The issue at the heart of this debate is our agency and consent.

It may seem like everyone is discussing consent these days but it wasn’t too long ago when rape within a marriage or relationship was not even recognised as that in most laws. Even now, the conversation on consent is far from enlightened and can be muddied by media coverage globally on consent and what it means for us individually.

Due to rape culture and its embedded nature in our society, we often internalise toxic concepts of victim blaming and rape apologism but this is a safe space to explore that. Whether it is telling your niece or daughter to wear a longer skirt, your male friend that he should have “manned up”, or questioning“if I had said this, it would not have happened”, these thoughts take the responsibility away from the criminal and put it on those who have done nothing to call for it. You may rationalise it in your head by thinking you are reducing the risk of getting assaulted or thinking of ways to make sense of why it happened but we’re here to tell you something you know deep inside: no one invites sexual abuse. No one does anyone to “deserve” it, nor think they have the right to enact it on others.
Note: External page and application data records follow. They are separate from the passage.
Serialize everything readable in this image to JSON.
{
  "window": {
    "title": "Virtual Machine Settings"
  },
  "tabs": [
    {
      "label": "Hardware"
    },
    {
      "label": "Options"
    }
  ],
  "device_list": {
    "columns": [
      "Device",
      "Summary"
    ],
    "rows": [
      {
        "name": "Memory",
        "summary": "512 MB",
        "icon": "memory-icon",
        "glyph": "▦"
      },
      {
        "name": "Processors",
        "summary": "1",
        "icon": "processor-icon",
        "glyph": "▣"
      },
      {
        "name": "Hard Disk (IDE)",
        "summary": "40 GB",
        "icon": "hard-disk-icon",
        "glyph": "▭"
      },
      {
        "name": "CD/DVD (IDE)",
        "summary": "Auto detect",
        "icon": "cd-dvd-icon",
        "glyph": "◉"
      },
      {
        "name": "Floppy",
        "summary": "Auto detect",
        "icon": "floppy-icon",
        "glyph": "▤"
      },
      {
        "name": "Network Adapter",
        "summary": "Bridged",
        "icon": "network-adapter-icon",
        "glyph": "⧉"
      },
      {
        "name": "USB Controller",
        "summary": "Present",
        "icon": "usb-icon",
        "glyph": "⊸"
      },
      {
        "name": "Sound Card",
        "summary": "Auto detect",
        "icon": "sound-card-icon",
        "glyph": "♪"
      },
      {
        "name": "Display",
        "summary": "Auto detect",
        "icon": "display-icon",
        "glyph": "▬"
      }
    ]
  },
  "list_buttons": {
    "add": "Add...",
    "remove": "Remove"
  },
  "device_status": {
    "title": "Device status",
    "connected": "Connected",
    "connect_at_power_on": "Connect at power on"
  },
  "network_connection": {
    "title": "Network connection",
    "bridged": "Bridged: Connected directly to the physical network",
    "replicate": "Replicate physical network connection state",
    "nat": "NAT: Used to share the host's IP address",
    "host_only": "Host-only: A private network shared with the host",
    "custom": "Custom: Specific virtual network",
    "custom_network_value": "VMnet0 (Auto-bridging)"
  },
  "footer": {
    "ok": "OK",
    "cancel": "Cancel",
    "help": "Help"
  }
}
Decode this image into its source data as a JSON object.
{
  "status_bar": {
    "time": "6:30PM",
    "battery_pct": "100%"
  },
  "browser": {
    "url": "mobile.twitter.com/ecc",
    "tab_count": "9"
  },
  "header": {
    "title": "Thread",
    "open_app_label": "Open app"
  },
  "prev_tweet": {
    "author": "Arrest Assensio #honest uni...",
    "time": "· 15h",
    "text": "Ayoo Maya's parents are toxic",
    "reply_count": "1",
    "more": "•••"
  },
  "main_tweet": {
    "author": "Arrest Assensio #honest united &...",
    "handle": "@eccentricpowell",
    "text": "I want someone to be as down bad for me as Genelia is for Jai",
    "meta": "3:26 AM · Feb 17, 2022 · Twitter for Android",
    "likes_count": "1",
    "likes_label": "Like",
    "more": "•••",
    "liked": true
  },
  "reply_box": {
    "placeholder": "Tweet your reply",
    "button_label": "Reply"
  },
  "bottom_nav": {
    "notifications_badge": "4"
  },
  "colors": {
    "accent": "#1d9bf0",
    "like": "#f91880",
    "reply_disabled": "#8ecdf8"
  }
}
Rape culture is emboldened through lots of ways, and one of the most pervasive and toxic is through media portrayals. Sadly, we could write countless pages of the way in which the media portrayals of rape survivors and perpetrators has failed us, as well as failed to focus on systems of power and abuse. The media’s role should be to expose and generate awareness against society’s ills in favour of those who need support the most, but that isn’t always the case. For some survivors, the media coverage of their rape or other violence was like a second assault on them because of the insensitivity in the media’s use of pictures, publishing names, other invasions of privacy and in the way they reported about their assault. Media coverage like the Italian coverage of the Harvey Weinstein scandal work to directly perpetuate myths and misrepresentations about sexual assault and directly shifting blame from this male perpetrator of violence and assigning the responsibility for violence to women.

We see this happen over and over across the world, with rape culture influencing media representation and then the conversations society has about rape. Another case we see this in is when people ask “what was she wearing?”. We’re inclusive of all individuals and their identities, but the predominant subject of this question is almost always female survivors. We see these survivors questioned and portrayed time and time again based on what they were wearing - be it visible tattoos, skinny jeans in Italy or the underwear of an Irish teenage girl who was raped. When we start to actively question and argue back against media portrayals and coverage of rape and sexual assault cases, we began to work against rape culture by not allowing it to take over everything we consume and perpetuate the harmful myths that make survivors not want to come forward to report.